> **Data**:

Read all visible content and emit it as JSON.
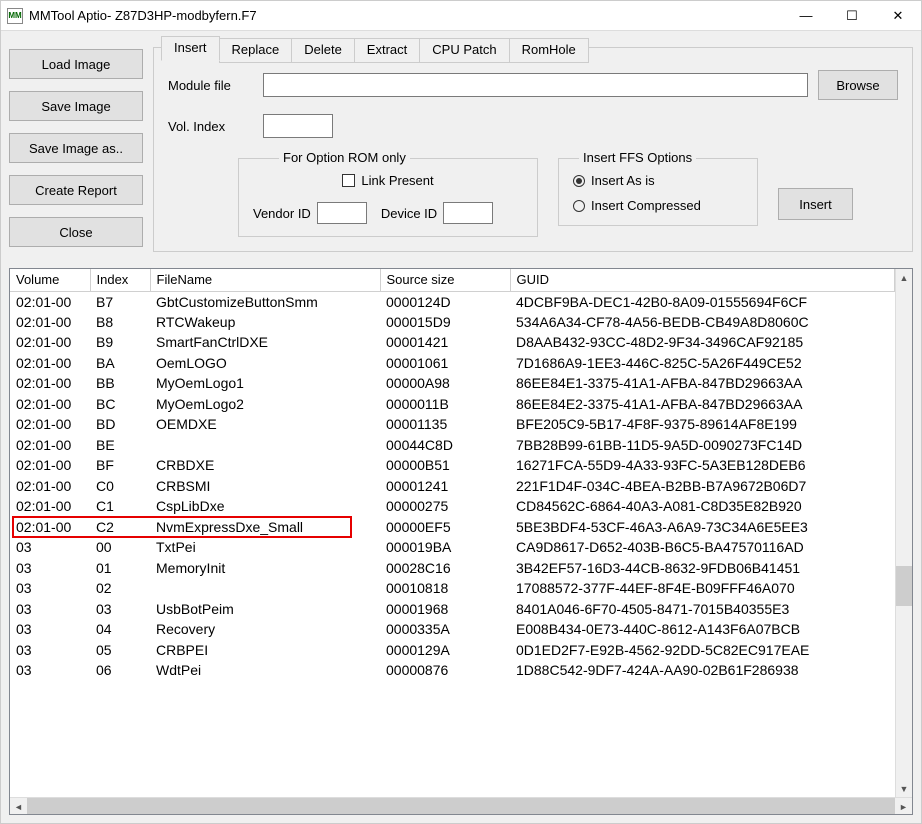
{
  "window": {
    "title": "MMTool Aptio- Z87D3HP-modbyfern.F7",
    "icon_text": "MM"
  },
  "left_buttons": {
    "load_image": "Load Image",
    "save_image": "Save Image",
    "save_image_as": "Save Image as..",
    "create_report": "Create Report",
    "close": "Close"
  },
  "tabs": {
    "insert": "Insert",
    "replace": "Replace",
    "delete": "Delete",
    "extract": "Extract",
    "cpu_patch": "CPU Patch",
    "rom_hole": "RomHole"
  },
  "form": {
    "module_file_label": "Module file",
    "module_file_value": "",
    "browse": "Browse",
    "vol_index_label": "Vol. Index",
    "vol_index_value": "",
    "option_rom_legend": "For Option ROM only",
    "link_present": "Link Present",
    "vendor_id_label": "Vendor ID",
    "vendor_id_value": "",
    "device_id_label": "Device ID",
    "device_id_value": "",
    "ffs_legend": "Insert FFS Options",
    "insert_as_is": "Insert As is",
    "insert_compressed": "Insert Compressed",
    "insert_btn": "Insert"
  },
  "table": {
    "headers": {
      "volume": "Volume",
      "index": "Index",
      "filename": "FileName",
      "source": "Source size",
      "guid": "GUID"
    },
    "rows": [
      {
        "volume": "02:01-00",
        "index": "B7",
        "filename": "GbtCustomizeButtonSmm",
        "source": "0000124D",
        "guid": "4DCBF9BA-DEC1-42B0-8A09-01555694F6CF"
      },
      {
        "volume": "02:01-00",
        "index": "B8",
        "filename": "RTCWakeup",
        "source": "000015D9",
        "guid": "534A6A34-CF78-4A56-BEDB-CB49A8D8060C"
      },
      {
        "volume": "02:01-00",
        "index": "B9",
        "filename": "SmartFanCtrlDXE",
        "source": "00001421",
        "guid": "D8AAB432-93CC-48D2-9F34-3496CAF92185"
      },
      {
        "volume": "02:01-00",
        "index": "BA",
        "filename": "OemLOGO",
        "source": "00001061",
        "guid": "7D1686A9-1EE3-446C-825C-5A26F449CE52"
      },
      {
        "volume": "02:01-00",
        "index": "BB",
        "filename": "MyOemLogo1",
        "source": "00000A98",
        "guid": "86EE84E1-3375-41A1-AFBA-847BD29663AA"
      },
      {
        "volume": "02:01-00",
        "index": "BC",
        "filename": "MyOemLogo2",
        "source": "0000011B",
        "guid": "86EE84E2-3375-41A1-AFBA-847BD29663AA"
      },
      {
        "volume": "02:01-00",
        "index": "BD",
        "filename": "OEMDXE",
        "source": "00001135",
        "guid": "BFE205C9-5B17-4F8F-9375-89614AF8E199"
      },
      {
        "volume": "02:01-00",
        "index": "BE",
        "filename": "",
        "source": "00044C8D",
        "guid": "7BB28B99-61BB-11D5-9A5D-0090273FC14D"
      },
      {
        "volume": "02:01-00",
        "index": "BF",
        "filename": "CRBDXE",
        "source": "00000B51",
        "guid": "16271FCA-55D9-4A33-93FC-5A3EB128DEB6"
      },
      {
        "volume": "02:01-00",
        "index": "C0",
        "filename": "CRBSMI",
        "source": "00001241",
        "guid": "221F1D4F-034C-4BEA-B2BB-B7A9672B06D7"
      },
      {
        "volume": "02:01-00",
        "index": "C1",
        "filename": "CspLibDxe",
        "source": "00000275",
        "guid": "CD84562C-6864-40A3-A081-C8D35E82B920"
      },
      {
        "volume": "02:01-00",
        "index": "C2",
        "filename": "NvmExpressDxe_Small",
        "source": "00000EF5",
        "guid": "5BE3BDF4-53CF-46A3-A6A9-73C34A6E5EE3",
        "highlight": true
      },
      {
        "volume": "03",
        "index": "00",
        "filename": "TxtPei",
        "source": "000019BA",
        "guid": "CA9D8617-D652-403B-B6C5-BA47570116AD"
      },
      {
        "volume": "03",
        "index": "01",
        "filename": "MemoryInit",
        "source": "00028C16",
        "guid": "3B42EF57-16D3-44CB-8632-9FDB06B41451"
      },
      {
        "volume": "03",
        "index": "02",
        "filename": "",
        "source": "00010818",
        "guid": "17088572-377F-44EF-8F4E-B09FFF46A070"
      },
      {
        "volume": "03",
        "index": "03",
        "filename": "UsbBotPeim",
        "source": "00001968",
        "guid": "8401A046-6F70-4505-8471-7015B40355E3"
      },
      {
        "volume": "03",
        "index": "04",
        "filename": "Recovery",
        "source": "0000335A",
        "guid": "E008B434-0E73-440C-8612-A143F6A07BCB"
      },
      {
        "volume": "03",
        "index": "05",
        "filename": "CRBPEI",
        "source": "0000129A",
        "guid": "0D1ED2F7-E92B-4562-92DD-5C82EC917EAE"
      },
      {
        "volume": "03",
        "index": "06",
        "filename": "WdtPei",
        "source": "00000876",
        "guid": "1D88C542-9DF7-424A-AA90-02B61F286938"
      }
    ]
  }
}
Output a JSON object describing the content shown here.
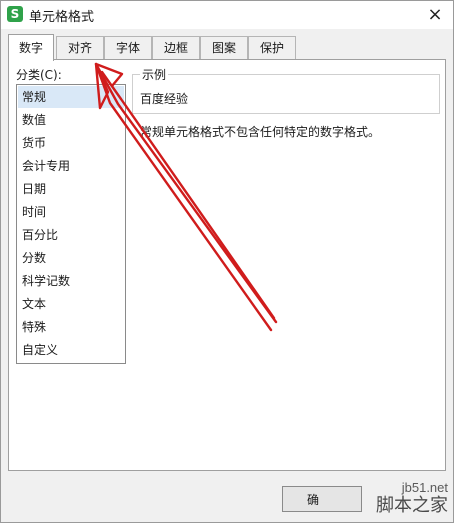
{
  "window": {
    "title": "单元格格式",
    "app_icon_letter": "S",
    "close_icon": "×",
    "colors": {
      "app_icon": "#2fa24a",
      "selection": "#d9e8f7",
      "arrow": "#d01c1c"
    }
  },
  "tabs": [
    {
      "label": "数字",
      "active": true
    },
    {
      "label": "对齐",
      "active": false
    },
    {
      "label": "字体",
      "active": false
    },
    {
      "label": "边框",
      "active": false
    },
    {
      "label": "图案",
      "active": false
    },
    {
      "label": "保护",
      "active": false
    }
  ],
  "category": {
    "label": "分类(C):",
    "items": [
      "常规",
      "数值",
      "货币",
      "会计专用",
      "日期",
      "时间",
      "百分比",
      "分数",
      "科学记数",
      "文本",
      "特殊",
      "自定义"
    ],
    "selected": "常规"
  },
  "sample": {
    "legend": "示例",
    "value": "百度经验"
  },
  "description": "常规单元格格式不包含任何特定的数字格式。",
  "ok_button": "确",
  "watermark": {
    "line1": "jb51.net",
    "line2": "脚本之家"
  }
}
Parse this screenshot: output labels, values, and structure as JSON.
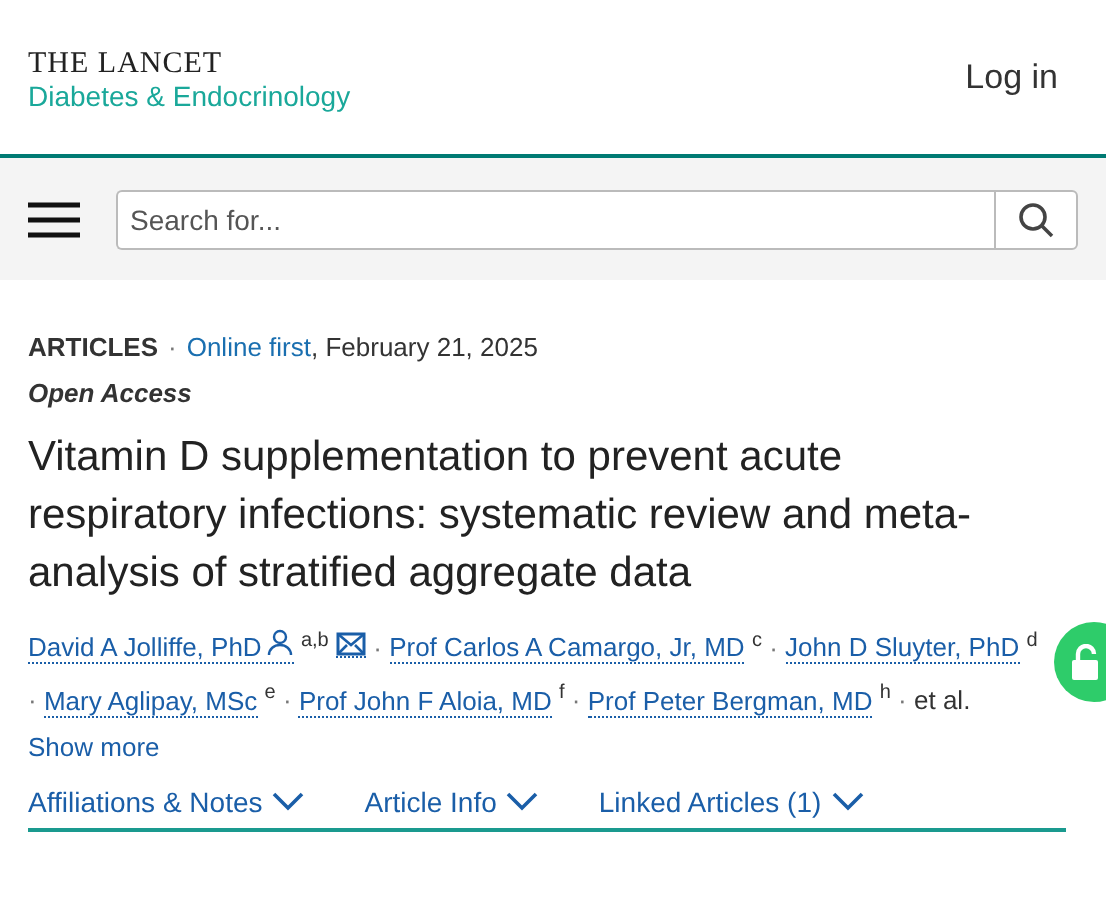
{
  "header": {
    "brand_top": "THE LANCET",
    "brand_bottom": "Diabetes & Endocrinology",
    "login": "Log in"
  },
  "search": {
    "placeholder": "Search for..."
  },
  "article": {
    "type": "ARTICLES",
    "separator": "·",
    "status": "Online first",
    "date": ", February 21, 2025",
    "access": "Open Access",
    "title": "Vitamin D supplementation to prevent acute respiratory infections: systematic review and meta-analysis of stratified aggregate data",
    "authors": [
      {
        "name": "David A Jolliffe, PhD",
        "affiliations": "a,b",
        "corresponding": true
      },
      {
        "name": "Prof Carlos A Camargo, Jr, MD",
        "affiliations": "c",
        "corresponding": false
      },
      {
        "name": "John D Sluyter, PhD",
        "affiliations": "d",
        "corresponding": false
      },
      {
        "name": "Mary Aglipay, MSc",
        "affiliations": "e",
        "corresponding": false
      },
      {
        "name": "Prof John F Aloia, MD",
        "affiliations": "f",
        "corresponding": false
      },
      {
        "name": "Prof Peter Bergman, MD",
        "affiliations": "h",
        "corresponding": false
      }
    ],
    "et_al": "et al.",
    "show_more": "Show more",
    "sections": [
      {
        "label": "Affiliations & Notes",
        "expanded": false
      },
      {
        "label": "Article Info",
        "expanded": false
      },
      {
        "label": "Linked Articles (1)",
        "expanded": false
      }
    ]
  }
}
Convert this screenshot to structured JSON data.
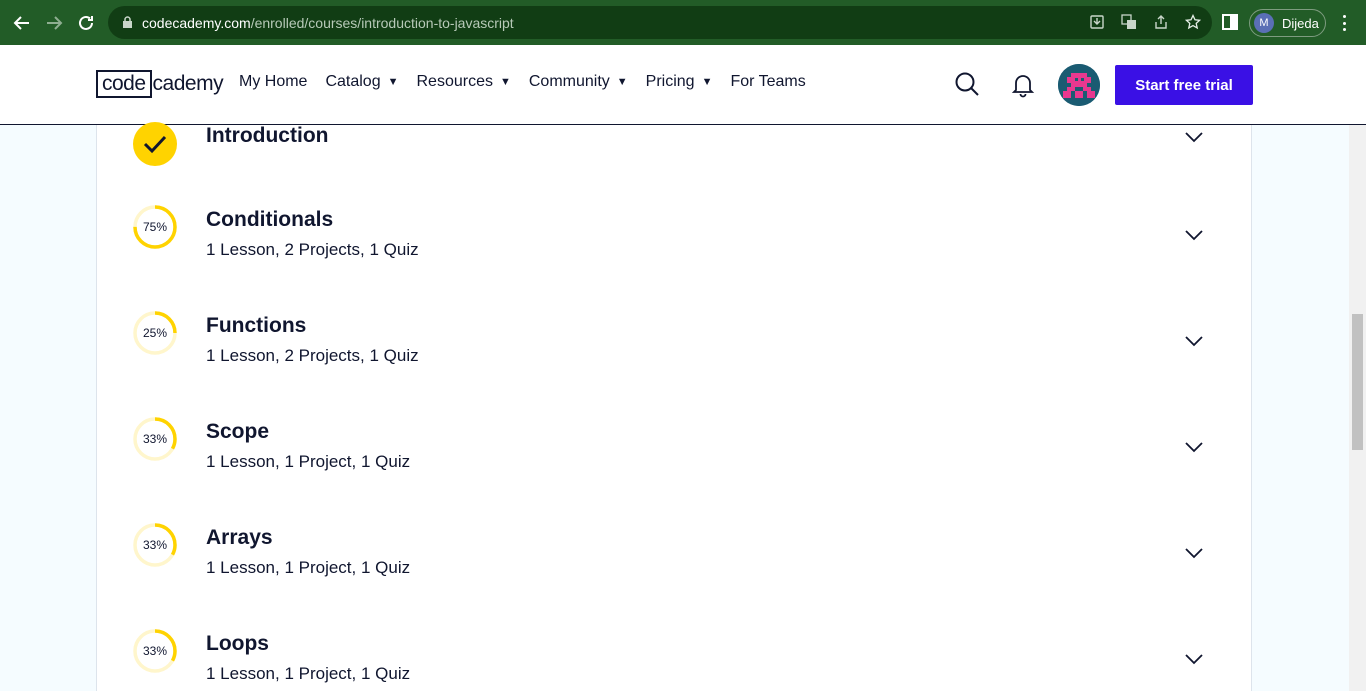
{
  "browser": {
    "url_host": "codecademy.com",
    "url_path": "/enrolled/courses/introduction-to-javascript",
    "profile_initial": "M",
    "profile_name": "Dijeda"
  },
  "header": {
    "logo_code": "code",
    "logo_rest": "cademy",
    "nav": [
      {
        "label": "My Home",
        "dropdown": false
      },
      {
        "label": "Catalog",
        "dropdown": true
      },
      {
        "label": "Resources",
        "dropdown": true
      },
      {
        "label": "Community",
        "dropdown": true
      },
      {
        "label": "Pricing",
        "dropdown": true
      },
      {
        "label": "For Teams",
        "dropdown": false
      }
    ],
    "cta_label": "Start free trial"
  },
  "colors": {
    "accent": "#3a10e5",
    "progress": "#ffd300",
    "progress_track": "#fff6cc",
    "text": "#10162f"
  },
  "modules": [
    {
      "title": "Introduction",
      "subtitle": "",
      "progress": 100,
      "complete": true
    },
    {
      "title": "Conditionals",
      "subtitle": "1 Lesson, 2 Projects, 1 Quiz",
      "progress": 75,
      "progress_label": "75%",
      "complete": false
    },
    {
      "title": "Functions",
      "subtitle": "1 Lesson, 2 Projects, 1 Quiz",
      "progress": 25,
      "progress_label": "25%",
      "complete": false
    },
    {
      "title": "Scope",
      "subtitle": "1 Lesson, 1 Project, 1 Quiz",
      "progress": 33,
      "progress_label": "33%",
      "complete": false
    },
    {
      "title": "Arrays",
      "subtitle": "1 Lesson, 1 Project, 1 Quiz",
      "progress": 33,
      "progress_label": "33%",
      "complete": false
    },
    {
      "title": "Loops",
      "subtitle": "1 Lesson, 1 Project, 1 Quiz",
      "progress": 33,
      "progress_label": "33%",
      "complete": false
    }
  ]
}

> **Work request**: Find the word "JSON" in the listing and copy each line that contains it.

> **Expected output**:
Read all visible content and emit it as JSON.
Output a JSON object describing the content shown here.
Parse this screenshot: output labels, values, and structure as JSON.
Convert this screenshot to structured JSON data.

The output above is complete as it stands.